Elsewhere, the first part of this seven-year period was marked by decisive mandates in the BJP’s favour in large states. The three-fourths majority in Uttar Pradesh in 2017 was a prime example. However, in the second part of this period, the party saw losses, such as in Rajasthan, or got outsmarted by the opposition, such as in Maharashtra. West India is where the BJP has lost the most. On occasion, the party formed governments not through elections, but only by breaking the opposition, as in Karnataka and Madhya Pradesh.
Meanwhile, the other significant national party, Congress, has stagnated. In these latest elections, its notable achievement has been to win seats as a junior partner to the Dravida Munnetra Kazhagam (DMK) in Tamil Nadu. It lost Puducherry, finished second in Kerala and Assam, and failed to win even a single seat in West Bengal. Its all-India assembly seat share has dropped from 22% in December 2014 to 21% now.
What’s changed is the distribution of those seats. The Congress has made gains in western and central India, notably returning to power in Rajasthan, Chhattisgarh, and Maharashtra. But these are offset by losses in the south, where it lost out to regional parties in Andhra Pradesh and Telangana. It has also seen a sharp and consistent drawdown in its bastion, the North-East, which also corresponds to the BJP’s rise. In 2014, the Congress, through its alliances, was in power in nine states. Now, it’s in power in six.
However, it would be foolhardy to write off the BJP and its relentless pursuit towards a national footprint. Take Assam. Between 1996 and 2011, the BJP’s vote share in the state hovered at 10-12%. In 2016, it poached Himanta Biswa Sarma of the Congress, hit a 30% vote share, and formed a government in alliance with the Asom Gana Parishad.

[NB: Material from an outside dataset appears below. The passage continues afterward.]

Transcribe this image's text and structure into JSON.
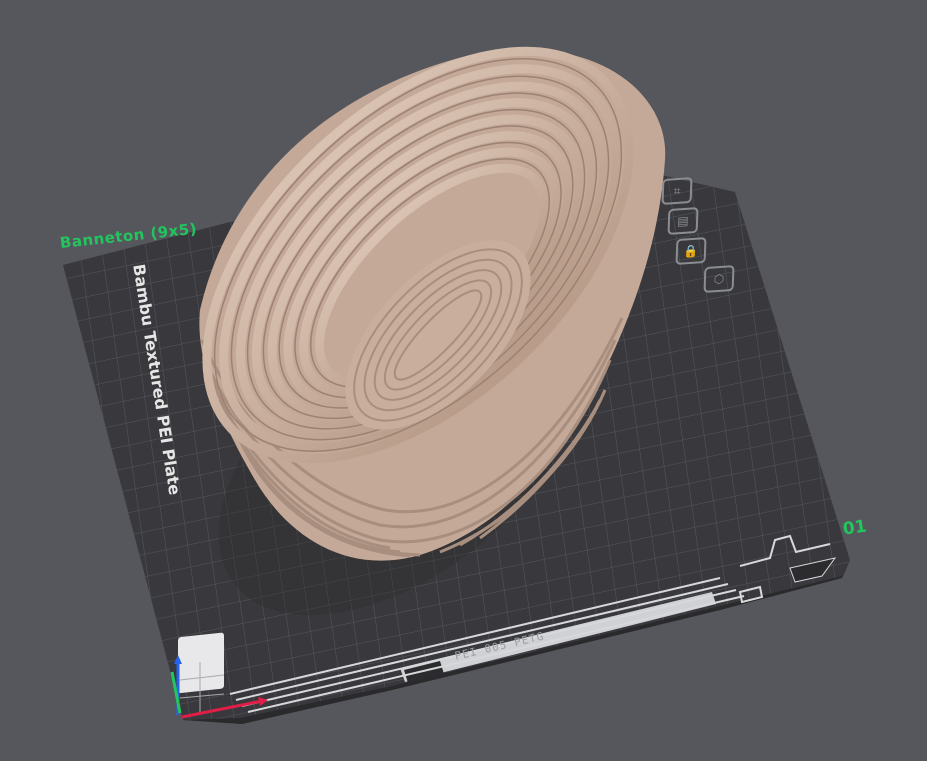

Even in the 11 states where the BJP has never won, or has not been a significant player on the winning table, it’s been chipping away. In nine of these, its vote share has increased over the last two elections. In Odisha and, now, West Bengal, it’s the number two party.
The next big electoral test for the BJP is, however, protecting territory in Uttar Pradesh, which accounts for 10% of all assembly seats in India, in 2022. Judging by Sunday’s results and the mounting deaths due to covid-19, the juggernaut won’t have it easy.